● Exercise
Verbatim output of the lines below is required, with the images omitted.

:::

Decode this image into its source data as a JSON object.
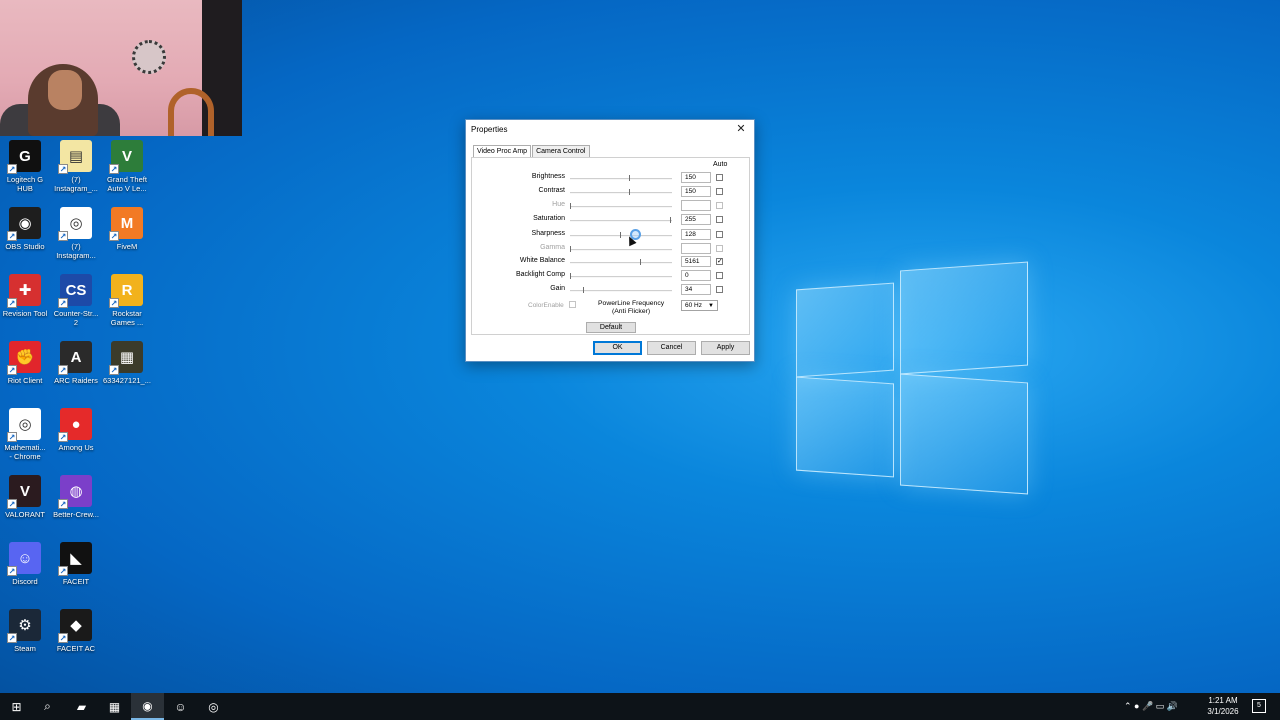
{
  "desktop": {
    "icons": [
      {
        "label": "Logitech G\nHUB",
        "glyph": "G",
        "bg": "#101010",
        "col": 0,
        "row": 0
      },
      {
        "label": "(7)\nInstagram_...",
        "glyph": "▤",
        "bg": "#f3e6a3",
        "col": 1,
        "row": 0
      },
      {
        "label": "Grand Theft\nAuto V Le...",
        "glyph": "V",
        "bg": "#2d7d3a",
        "col": 2,
        "row": 0
      },
      {
        "label": "OBS Studio",
        "glyph": "◉",
        "bg": "#1e1e1e",
        "col": 0,
        "row": 1
      },
      {
        "label": "(7)\nInstagram...",
        "glyph": "◎",
        "bg": "#ffffff",
        "col": 1,
        "row": 1
      },
      {
        "label": "FiveM",
        "glyph": "M",
        "bg": "#f27a24",
        "col": 2,
        "row": 1
      },
      {
        "label": "Revision Tool",
        "glyph": "✚",
        "bg": "#d63030",
        "col": 0,
        "row": 2
      },
      {
        "label": "Counter-Str...\n2",
        "glyph": "CS",
        "bg": "#1d4aa8",
        "col": 1,
        "row": 2
      },
      {
        "label": "Rockstar\nGames ...",
        "glyph": "R",
        "bg": "#f2b21c",
        "col": 2,
        "row": 2
      },
      {
        "label": "Riot Client",
        "glyph": "✊",
        "bg": "#e1262c",
        "col": 0,
        "row": 3
      },
      {
        "label": "ARC Raiders",
        "glyph": "A",
        "bg": "#2a2a2a",
        "col": 1,
        "row": 3
      },
      {
        "label": "633427121_...",
        "glyph": "▦",
        "bg": "#3b3b2a",
        "col": 2,
        "row": 3
      },
      {
        "label": "Mathemati...\n- Chrome",
        "glyph": "◎",
        "bg": "#ffffff",
        "col": 0,
        "row": 4
      },
      {
        "label": "Among Us",
        "glyph": "●",
        "bg": "#e52a2a",
        "col": 1,
        "row": 4
      },
      {
        "label": "VALORANT",
        "glyph": "V",
        "bg": "#2b1b1f",
        "col": 0,
        "row": 5
      },
      {
        "label": "Better-Crew...",
        "glyph": "◍",
        "bg": "#7b3fc9",
        "col": 1,
        "row": 5
      },
      {
        "label": "Discord",
        "glyph": "☺",
        "bg": "#5865f2",
        "col": 0,
        "row": 6
      },
      {
        "label": "FACEIT",
        "glyph": "◣",
        "bg": "#111111",
        "col": 1,
        "row": 6
      },
      {
        "label": "Steam",
        "glyph": "⚙",
        "bg": "#1b2838",
        "col": 0,
        "row": 7
      },
      {
        "label": "FACEIT AC",
        "glyph": "◆",
        "bg": "#1a1a1a",
        "col": 1,
        "row": 7
      }
    ]
  },
  "dialog": {
    "title": "Properties",
    "close_glyph": "✕",
    "tabs": [
      {
        "label": "Video Proc Amp",
        "active": true
      },
      {
        "label": "Camera Control",
        "active": false
      }
    ],
    "auto_header": "Auto",
    "properties": [
      {
        "label": "Brightness",
        "value": "150",
        "level": 0.59,
        "enabled": true,
        "auto": false
      },
      {
        "label": "Contrast",
        "value": "150",
        "level": 0.59,
        "enabled": true,
        "auto": false
      },
      {
        "label": "Hue",
        "value": "",
        "level": 0.0,
        "enabled": false,
        "auto": false
      },
      {
        "label": "Saturation",
        "value": "255",
        "level": 1.0,
        "enabled": true,
        "auto": false
      },
      {
        "label": "Sharpness",
        "value": "128",
        "level": 0.5,
        "enabled": true,
        "auto": false
      },
      {
        "label": "Gamma",
        "value": "",
        "level": 0.0,
        "enabled": false,
        "auto": false
      },
      {
        "label": "White Balance",
        "value": "5161",
        "level": 0.7,
        "enabled": true,
        "auto": true
      },
      {
        "label": "Backlight Comp",
        "value": "0",
        "level": 0.0,
        "enabled": true,
        "auto": false
      },
      {
        "label": "Gain",
        "value": "34",
        "level": 0.13,
        "enabled": true,
        "auto": false
      }
    ],
    "color_enable_label": "ColorEnable",
    "powerline_label_1": "PowerLine Frequency",
    "powerline_label_2": "(Anti Flicker)",
    "powerline_value": "60 Hz",
    "default_button": "Default",
    "ok_button": "OK",
    "cancel_button": "Cancel",
    "apply_button": "Apply"
  },
  "taskbar": {
    "items": [
      {
        "name": "start-button",
        "glyph": "⊞"
      },
      {
        "name": "search-button",
        "glyph": "⌕"
      },
      {
        "name": "file-explorer",
        "glyph": "▰"
      },
      {
        "name": "microsoft-store",
        "glyph": "▦"
      },
      {
        "name": "camera-app",
        "glyph": "◉"
      },
      {
        "name": "discord-app",
        "glyph": "☺"
      },
      {
        "name": "chrome-app",
        "glyph": "◎"
      }
    ],
    "tray_glyphs": "⌃ ● 🎤 ▭ 🔊",
    "clock_time": "1:21 AM",
    "clock_date": "3/1/2026",
    "notification_count": "5"
  }
}
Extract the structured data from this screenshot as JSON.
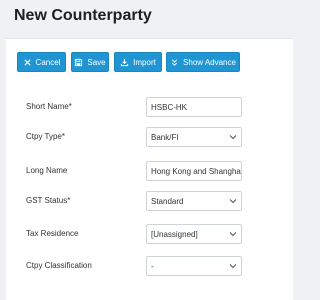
{
  "page": {
    "title": "New Counterparty"
  },
  "toolbar": {
    "cancel_label": "Cancel",
    "save_label": "Save",
    "import_label": "Import",
    "advance_label": "Show Advance",
    "button_color": "#1f96d3"
  },
  "form": {
    "short_name": {
      "label": "Short Name*",
      "value": "HSBC-HK"
    },
    "ctpy_type": {
      "label": "Ctpy Type*",
      "value": "Bank/FI"
    },
    "long_name": {
      "label": "Long Name",
      "value": "Hong Kong and Shanghai"
    },
    "gst_status": {
      "label": "GST Status*",
      "value": "Standard"
    },
    "tax_residence": {
      "label": "Tax Residence",
      "value": "[Unassigned]"
    },
    "ctpy_classification": {
      "label": "Ctpy Classification",
      "value": "-"
    }
  }
}
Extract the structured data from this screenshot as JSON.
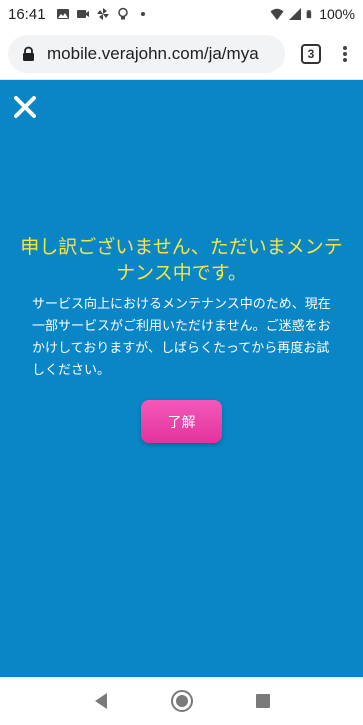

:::

● Completed exercise
Decode this image into its source data as a JSON object.
{
  "desktop": {
    "icons": [
      {
        "label": "Logitech G\nHUB",
        "glyph": "G",
        "bg": "#101010",
        "col": 0,
        "row": 0
      },
      {
        "label": "(7)\nInstagram_...",
        "glyph": "▤",
        "bg": "#f3e6a3",
        "col": 1,
        "row": 0
      },
      {
        "label": "Grand Theft\nAuto V Le...",
        "glyph": "V",
        "bg": "#2d7d3a",
        "col": 2,
        "row": 0
      },
      {
        "label": "OBS Studio",
        "glyph": "◉",
        "bg": "#1e1e1e",
        "col": 0,
        "row": 1
      },
      {
        "label": "(7)\nInstagram...",
        "glyph": "◎",
        "bg": "#ffffff",
        "col": 1,
        "row": 1
      },
      {
        "label": "FiveM",
        "glyph": "M",
        "bg": "#f27a24",
        "col": 2,
        "row": 1
      },
      {
        "label": "Revision Tool",
        "glyph": "✚",
        "bg": "#d63030",
        "col": 0,
        "row": 2
      },
      {
        "label": "Counter-Str...\n2",
        "glyph": "CS",
        "bg": "#1d4aa8",
        "col": 1,
        "row": 2
      },
      {
        "label": "Rockstar\nGames ...",
        "glyph": "R",
        "bg": "#f2b21c",
        "col": 2,
        "row": 2
      },
      {
        "label": "Riot Client",
        "glyph": "✊",
        "bg": "#e1262c",
        "col": 0,
        "row": 3
      },
      {
        "label": "ARC Raiders",
        "glyph": "A",
        "bg": "#2a2a2a",
        "col": 1,
        "row": 3
      },
      {
        "label": "633427121_...",
        "glyph": "▦",
        "bg": "#3b3b2a",
        "col": 2,
        "row": 3
      },
      {
        "label": "Mathemati...\n- Chrome",
        "glyph": "◎",
        "bg": "#ffffff",
        "col": 0,
        "row": 4
      },
      {
        "label": "Among Us",
        "glyph": "●",
        "bg": "#e52a2a",
        "col": 1,
        "row": 4
      },
      {
        "label": "VALORANT",
        "glyph": "V",
        "bg": "#2b1b1f",
        "col": 0,
        "row": 5
      },
      {
        "label": "Better-Crew...",
        "glyph": "◍",
        "bg": "#7b3fc9",
        "col": 1,
        "row": 5
      },
      {
        "label": "Discord",
        "glyph": "☺",
        "bg": "#5865f2",
        "col": 0,
        "row": 6
      },
      {
        "label": "FACEIT",
        "glyph": "◣",
        "bg": "#111111",
        "col": 1,
        "row": 6
      },
      {
        "label": "Steam",
        "glyph": "⚙",
        "bg": "#1b2838",
        "col": 0,
        "row": 7
      },
      {
        "label": "FACEIT AC",
        "glyph": "◆",
        "bg": "#1a1a1a",
        "col": 1,
        "row": 7
      }
    ]
  },
  "dialog": {
    "title": "Properties",
    "close_glyph": "✕",
    "tabs": [
      {
        "label": "Video Proc Amp",
        "active": true
      },
      {
        "label": "Camera Control",
        "active": false
      }
    ],
    "auto_header": "Auto",
    "properties": [
      {
        "label": "Brightness",
        "value": "150",
        "level": 0.59,
        "enabled": true,
        "auto": false
      },
      {
        "label": "Contrast",
        "value": "150",
        "level": 0.59,
        "enabled": true,
        "auto": false
      },
      {
        "label": "Hue",
        "value": "",
        "level": 0.0,
        "enabled": false,
        "auto": false
      },
      {
        "label": "Saturation",
        "value": "255",
        "level": 1.0,
        "enabled": true,
        "auto": false
      },
      {
        "label": "Sharpness",
        "value": "128",
        "level": 0.5,
        "enabled": true,
        "auto": false
      },
      {
        "label": "Gamma",
        "value": "",
        "level": 0.0,
        "enabled": false,
        "auto": false
      },
      {
        "label": "White Balance",
        "value": "5161",
        "level": 0.7,
        "enabled": true,
        "auto": true
      },
      {
        "label": "Backlight Comp",
        "value": "0",
        "level": 0.0,
        "enabled": true,
        "auto": false
      },
      {
        "label": "Gain",
        "value": "34",
        "level": 0.13,
        "enabled": true,
        "auto": false
      }
    ],
    "color_enable_label": "ColorEnable",
    "powerline_label_1": "PowerLine Frequency",
    "powerline_label_2": "(Anti Flicker)",
    "powerline_value": "60 Hz",
    "default_button": "Default",
    "ok_button": "OK",
    "cancel_button": "Cancel",
    "apply_button": "Apply"
  },
  "taskbar": {
    "items": [
      {
        "name": "start-button",
        "glyph": "⊞"
      },
      {
        "name": "search-button",
        "glyph": "⌕"
      },
      {
        "name": "file-explorer",
        "glyph": "▰"
      },
      {
        "name": "microsoft-store",
        "glyph": "▦"
      },
      {
        "name": "camera-app",
        "glyph": "◉"
      },
      {
        "name": "discord-app",
        "glyph": "☺"
      },
      {
        "name": "chrome-app",
        "glyph": "◎"
      }
    ],
    "tray_glyphs": "⌃ ● 🎤 ▭ 🔊",
    "clock_time": "1:21 AM",
    "clock_date": "3/1/2026",
    "notification_count": "5"
  }
}
Extract the structured data from this screenshot as JSON.
{
  "page": {
    "title": "New Counterparty"
  },
  "toolbar": {
    "cancel_label": "Cancel",
    "save_label": "Save",
    "import_label": "Import",
    "advance_label": "Show Advance",
    "button_color": "#1f96d3"
  },
  "form": {
    "short_name": {
      "label": "Short Name*",
      "value": "HSBC-HK"
    },
    "ctpy_type": {
      "label": "Ctpy Type*",
      "value": "Bank/FI"
    },
    "long_name": {
      "label": "Long Name",
      "value": "Hong Kong and Shanghai"
    },
    "gst_status": {
      "label": "GST Status*",
      "value": "Standard"
    },
    "tax_residence": {
      "label": "Tax Residence",
      "value": "[Unassigned]"
    },
    "ctpy_classification": {
      "label": "Ctpy Classification",
      "value": "-"
    }
  }
}
Extract the structured data from this screenshot as JSON.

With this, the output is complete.